Facial Herpes

All About Facial Herpes

Facial herpes are most commonly seen on the mouth area and around the nose. It is caused by HSV, also known as the herpes simplex virus. There are 2 types of this virus and they are refereed to as HSV1 and HSV2. Most cases of facial herpes come from the HSV1 strain but although HSV2 is mostly associated with the genitals, it can also cause facial herpes. Cross infections can happen and in these cases, the virus may spread to the genitals.

Millions of people who are over the age of 50 have HSV1. In some areas of the world, the statistics can reach 90% for people over 50. But most of the time, people do not have any symptoms. There can be a few minor outbreaks in a lifetime but only 30% of people report reoccurrences of facial herpes. The symptoms include tiny fluid filled blisters that appear in the infected areas. These blisters are also referred to as sun blisters, fever blisters, or herpes labialis.

HSV1 is beginning to cause new genital herpes outbreaks. New research suggests that because young people who already have HSV1 are becoming more sexually active when it comes to genital-oral contact, genital herpes is spreading at an alarming rate. This is probably due to the childhood reduction of HSV1, which means that in the teenage years, individuals become more susceptible to getting the infection.

Facial herpes happens when there is a tiny crack or abrasion in the skin. The virus invades the crack in the skin and at first; a person may not be aware that he/she is infected. Occasionally, a person can have beginning symptoms and they include blisters around the gums and lip area, flu-like symptoms, a fever, and sore throat. The blisters can take a full 2 weeks to fully heal and during this time enlarged lymph nodes and neck pain can also be seen. People who suffer with facial herpes have less severe symptoms if they have the disease when they are young. Older people have much more severe symptoms.  

The herpes simplex virus follows the paths in the nerves and remains in the trigeminal ganglion throughout the person’s life. This virus can be reactivated occasionally and cause an outbreak. This is called a reoccurrence. This reoccurrence only means that the virus will attack the body again but it doesn’t mean that the outbreak will appear in the same area. Facial herpes can appear around the mouth area or around the nose. These reoccurrences are normally not as severe as the first outbreak.

The first symptoms of a reoccurring outbreak can be a tingling feeling in the infected area. This may last for 6 to 8 hours and there can also be a slight itch. After the 8 hour period, the skin can become swollen and tiny blisters filled with fluid can start to form. These blisters can be very painful, especially after they pop. The result is dry scabbing skin that can easily split or crack. It can take 2 to 3 weeks for these blisters to fully heal.
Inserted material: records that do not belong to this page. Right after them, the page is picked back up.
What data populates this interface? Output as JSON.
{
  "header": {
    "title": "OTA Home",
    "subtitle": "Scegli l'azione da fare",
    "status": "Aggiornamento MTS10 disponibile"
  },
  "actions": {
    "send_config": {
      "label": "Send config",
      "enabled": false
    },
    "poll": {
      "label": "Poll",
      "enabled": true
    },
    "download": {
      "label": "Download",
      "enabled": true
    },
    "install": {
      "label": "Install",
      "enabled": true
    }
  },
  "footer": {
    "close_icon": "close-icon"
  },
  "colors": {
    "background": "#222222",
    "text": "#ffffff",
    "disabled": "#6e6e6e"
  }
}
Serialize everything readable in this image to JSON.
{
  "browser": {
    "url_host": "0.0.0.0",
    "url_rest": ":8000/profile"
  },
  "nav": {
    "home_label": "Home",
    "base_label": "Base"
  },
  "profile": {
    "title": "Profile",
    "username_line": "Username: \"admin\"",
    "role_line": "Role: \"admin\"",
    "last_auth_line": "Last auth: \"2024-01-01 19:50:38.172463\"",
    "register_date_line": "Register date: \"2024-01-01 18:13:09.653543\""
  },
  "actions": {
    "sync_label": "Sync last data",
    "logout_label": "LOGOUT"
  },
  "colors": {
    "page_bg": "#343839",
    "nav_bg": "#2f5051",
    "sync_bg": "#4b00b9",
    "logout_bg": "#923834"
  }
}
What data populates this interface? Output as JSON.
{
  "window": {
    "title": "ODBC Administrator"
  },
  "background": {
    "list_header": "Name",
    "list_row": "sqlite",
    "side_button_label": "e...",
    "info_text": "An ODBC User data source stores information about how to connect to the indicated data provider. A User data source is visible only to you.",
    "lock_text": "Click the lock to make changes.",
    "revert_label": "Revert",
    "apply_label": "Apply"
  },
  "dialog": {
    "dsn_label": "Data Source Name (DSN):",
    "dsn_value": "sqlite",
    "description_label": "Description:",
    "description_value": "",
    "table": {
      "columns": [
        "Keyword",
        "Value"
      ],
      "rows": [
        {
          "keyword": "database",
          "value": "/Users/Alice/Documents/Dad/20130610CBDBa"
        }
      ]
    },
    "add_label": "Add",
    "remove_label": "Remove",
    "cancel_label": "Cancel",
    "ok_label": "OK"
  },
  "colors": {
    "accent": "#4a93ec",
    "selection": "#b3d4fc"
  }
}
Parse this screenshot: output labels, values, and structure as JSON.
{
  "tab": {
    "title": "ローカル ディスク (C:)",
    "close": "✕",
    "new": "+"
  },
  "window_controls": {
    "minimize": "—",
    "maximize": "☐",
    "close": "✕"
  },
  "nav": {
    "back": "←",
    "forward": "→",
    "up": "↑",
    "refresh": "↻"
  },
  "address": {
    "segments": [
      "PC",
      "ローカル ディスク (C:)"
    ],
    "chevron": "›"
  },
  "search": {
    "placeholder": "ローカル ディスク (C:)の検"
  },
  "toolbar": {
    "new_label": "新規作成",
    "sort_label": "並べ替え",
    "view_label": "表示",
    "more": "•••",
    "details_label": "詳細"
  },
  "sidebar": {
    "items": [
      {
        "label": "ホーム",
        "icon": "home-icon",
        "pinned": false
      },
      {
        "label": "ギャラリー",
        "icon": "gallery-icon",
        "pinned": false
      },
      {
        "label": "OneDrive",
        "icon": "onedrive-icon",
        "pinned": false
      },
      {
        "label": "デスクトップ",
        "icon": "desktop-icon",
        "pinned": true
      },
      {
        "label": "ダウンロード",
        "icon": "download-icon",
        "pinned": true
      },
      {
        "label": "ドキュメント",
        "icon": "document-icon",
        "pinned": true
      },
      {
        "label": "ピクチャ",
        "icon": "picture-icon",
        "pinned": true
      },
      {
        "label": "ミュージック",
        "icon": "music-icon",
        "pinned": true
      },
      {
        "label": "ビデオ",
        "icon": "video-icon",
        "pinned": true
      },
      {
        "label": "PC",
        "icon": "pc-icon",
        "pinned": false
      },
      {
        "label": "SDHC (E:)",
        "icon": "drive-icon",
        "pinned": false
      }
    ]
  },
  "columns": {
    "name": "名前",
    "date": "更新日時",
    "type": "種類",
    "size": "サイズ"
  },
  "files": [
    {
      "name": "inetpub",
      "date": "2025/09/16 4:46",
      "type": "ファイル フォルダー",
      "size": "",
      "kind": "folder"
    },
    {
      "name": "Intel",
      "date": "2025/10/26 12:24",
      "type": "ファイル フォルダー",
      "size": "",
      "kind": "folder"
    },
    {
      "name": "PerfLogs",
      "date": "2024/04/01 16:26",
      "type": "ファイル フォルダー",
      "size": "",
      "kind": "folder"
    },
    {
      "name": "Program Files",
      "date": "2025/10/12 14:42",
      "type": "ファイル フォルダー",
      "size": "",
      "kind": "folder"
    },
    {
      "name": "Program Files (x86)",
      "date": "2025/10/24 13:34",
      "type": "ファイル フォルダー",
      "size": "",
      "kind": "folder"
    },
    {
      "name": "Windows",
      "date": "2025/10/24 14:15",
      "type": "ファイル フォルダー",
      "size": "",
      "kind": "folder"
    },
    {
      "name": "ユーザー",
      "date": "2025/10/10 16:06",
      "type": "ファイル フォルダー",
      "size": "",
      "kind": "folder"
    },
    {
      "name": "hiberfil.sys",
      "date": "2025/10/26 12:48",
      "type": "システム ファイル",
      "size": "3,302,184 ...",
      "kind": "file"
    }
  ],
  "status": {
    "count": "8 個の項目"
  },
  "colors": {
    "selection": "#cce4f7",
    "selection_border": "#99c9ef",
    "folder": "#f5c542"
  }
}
The most common way facial herpes is spread is through touching. Hugging or kissing an infected person spread this condition. You can also get it by using a towel, sharing makeup or sharing drinks with an infected person. Although a person is highly contagious when they have open or draining sores, they can also be contagious when there are no symptoms present.

To avoid a reoccurrence while suffering with facial herpes, you should limit exposure to excessive sunlight and tanning beds. It is recommended that you should also avoid drinking hot liquids and tell your dentist that you suffer with facial herpes before having any type of oral surgery.